I’m not saying this to be critical of him. He just isn’t very heavily invested in any particular ideology or answer. Indeed, he would see this as a sign of weakness as a leader. You’ve already put your thumb on the scale and cannot think outside the box and optimize the approach our the outcome by having too many preconcieved ideas based on too few opinions and too little information. That’s the way he thinks. We’ll deal with that. As a priority. I promise you….It’ll be HUGE.

I can buy all that. I understand that most of his supposed “misspeaks” have been very effective tools to stay the ONLY topic of conversation for 14 months now. I think he would be a great leader.

But at this time, probably not the right president. No Hillerary, who is already disqualified as I said and a non-factor in the election, would be a disaster for the United States of America. But it’s never going to happen.

Gary Johnson of the Libertarian Party was on Fox News this morning.

Now hear me out. What’s wrong with Trump as President?

First, we have had 8 years with a Congress that just hated Obama and was going to work against him no matter what. So he’s been able to do nothing, making him one of the better Presidents we’ve had. He hasn’t hurt TOO much.

So we elect Trump. Now we have a Congress that almost half of them hate HIM and indeed a number of the Republicans don’t really like him either. What’s going to get done in the next eight years. I like the nothing answer. But I think the media and the democrats would make it a pretty miserable eight years pouncing on everything that comes out of his mouth, and everything that doesn’t get through Congress that probably should have.

What if we elected Gary Johnson. A libertarian. It is no secret that I DO have an ideology and that it is pronouncedly Libertarian. But I’m not of the Libertarian Party because aside from Ron Paul, they have been to a man a bunch of silly twits.

True Libertarians don’t BELONG to parties. Occasionally we host them. But we don’t belong to any. Too much power structure and authority. So the only ones who JOIN the Libertarian party, are by definition not LIbertarians at all, or they wouldn’t put up with all that party shit. Leaving us with a bunch of silly twit poseurs who THINK they are Libertarians.

But Gary Johnson was talking some interesting stuff this morning. Abolishing both the IRS and the income tax. Doing away with departments Homeland Security, NSA, Commerce, Education, HUD, and more. Relegating Marijuana laws, education, etc. to the individual states. Absolutely getting out of foreign intervention. Welcoming ALL the Mexicans. Free trade. I’m starting to feel the Bern again…. I like these ideas. Out of the box. Effective. Massive decrease in government spending. Massive increase in business activity. Millions of jobs. Hmmmm…..

So how can this happen? Well, you need 270 electoral votes to get the Presidency. Johnson/Weld are polling maybe 10% and 16% in a couple of states. So what happens if NEITHER Trump NOR Hillerary gets 270?

It goes to the House of Representatives. Talk about three monkeys trying to f**k a football on a wax tile floor – THAT would be a Texas Goat Rodeo.

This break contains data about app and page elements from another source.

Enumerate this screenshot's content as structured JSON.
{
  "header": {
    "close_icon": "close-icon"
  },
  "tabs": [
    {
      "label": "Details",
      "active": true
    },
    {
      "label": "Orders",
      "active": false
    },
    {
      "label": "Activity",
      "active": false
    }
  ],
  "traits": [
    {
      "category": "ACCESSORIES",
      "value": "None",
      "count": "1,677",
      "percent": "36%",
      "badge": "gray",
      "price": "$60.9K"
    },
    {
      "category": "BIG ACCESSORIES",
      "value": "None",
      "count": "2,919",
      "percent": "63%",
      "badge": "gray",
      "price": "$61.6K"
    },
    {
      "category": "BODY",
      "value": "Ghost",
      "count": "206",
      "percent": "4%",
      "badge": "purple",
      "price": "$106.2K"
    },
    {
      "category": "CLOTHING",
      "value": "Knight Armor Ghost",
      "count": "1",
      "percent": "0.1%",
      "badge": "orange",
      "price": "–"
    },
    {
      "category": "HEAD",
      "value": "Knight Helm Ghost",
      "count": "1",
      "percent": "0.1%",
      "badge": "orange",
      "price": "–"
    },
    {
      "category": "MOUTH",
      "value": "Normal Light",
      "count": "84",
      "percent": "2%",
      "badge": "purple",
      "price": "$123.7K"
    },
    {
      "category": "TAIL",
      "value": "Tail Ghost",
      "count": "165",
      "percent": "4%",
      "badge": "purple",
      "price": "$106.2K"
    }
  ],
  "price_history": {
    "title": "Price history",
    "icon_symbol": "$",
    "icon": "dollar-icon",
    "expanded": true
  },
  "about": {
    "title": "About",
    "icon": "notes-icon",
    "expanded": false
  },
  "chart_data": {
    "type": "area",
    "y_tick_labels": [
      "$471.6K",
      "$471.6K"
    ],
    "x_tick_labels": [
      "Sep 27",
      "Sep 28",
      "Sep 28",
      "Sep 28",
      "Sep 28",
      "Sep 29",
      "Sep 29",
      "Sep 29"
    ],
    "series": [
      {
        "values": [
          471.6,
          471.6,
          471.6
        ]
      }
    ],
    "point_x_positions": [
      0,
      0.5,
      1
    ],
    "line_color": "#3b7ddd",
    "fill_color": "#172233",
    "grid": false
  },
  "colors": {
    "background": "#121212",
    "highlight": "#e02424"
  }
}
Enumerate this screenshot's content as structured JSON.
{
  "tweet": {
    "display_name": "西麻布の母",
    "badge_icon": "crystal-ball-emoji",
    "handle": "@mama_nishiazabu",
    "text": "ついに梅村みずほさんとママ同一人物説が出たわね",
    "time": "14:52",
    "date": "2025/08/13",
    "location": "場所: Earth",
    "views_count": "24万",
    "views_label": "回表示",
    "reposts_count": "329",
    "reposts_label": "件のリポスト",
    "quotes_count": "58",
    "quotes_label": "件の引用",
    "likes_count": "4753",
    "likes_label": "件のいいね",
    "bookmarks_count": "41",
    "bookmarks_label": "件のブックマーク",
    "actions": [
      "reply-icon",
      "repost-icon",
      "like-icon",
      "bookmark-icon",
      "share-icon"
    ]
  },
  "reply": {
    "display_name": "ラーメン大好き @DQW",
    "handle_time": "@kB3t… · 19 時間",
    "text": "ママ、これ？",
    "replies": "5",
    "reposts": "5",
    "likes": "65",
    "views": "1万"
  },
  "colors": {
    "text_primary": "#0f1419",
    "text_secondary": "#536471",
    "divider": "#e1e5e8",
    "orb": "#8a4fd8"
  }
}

The Republicans have a majority – EVEN if they lose the House. The CURRENT House would decide the election. But a lot of Republicans don’t like Trump. But NONE of them want Hillerary. She reminds most of them of their first wife….

And what would Democrats settle for? Well, Johnson ISN’T after all a true Republican. Fiscally conservative, but socially liberal. He would be better than Trump.

And from the Republican side – hell of a lot better than Hillerary.

And if he got it – what gets done gets done from consensus, not partisanship.

I already got burned once – that is how Bill Clinton got elected. Ross Perot got 19,750,000 popular votes, but NO electoral votes. But it all came out of George Bush and Clinton won.

It was the reason Kasich stayed in the Republican Primary, hoping that Trump and his little buddy would neither get the number and he would be the consolation prize. It didn’t happen either.

So it just isn’t possible…

But I have to tell you this has some attraction….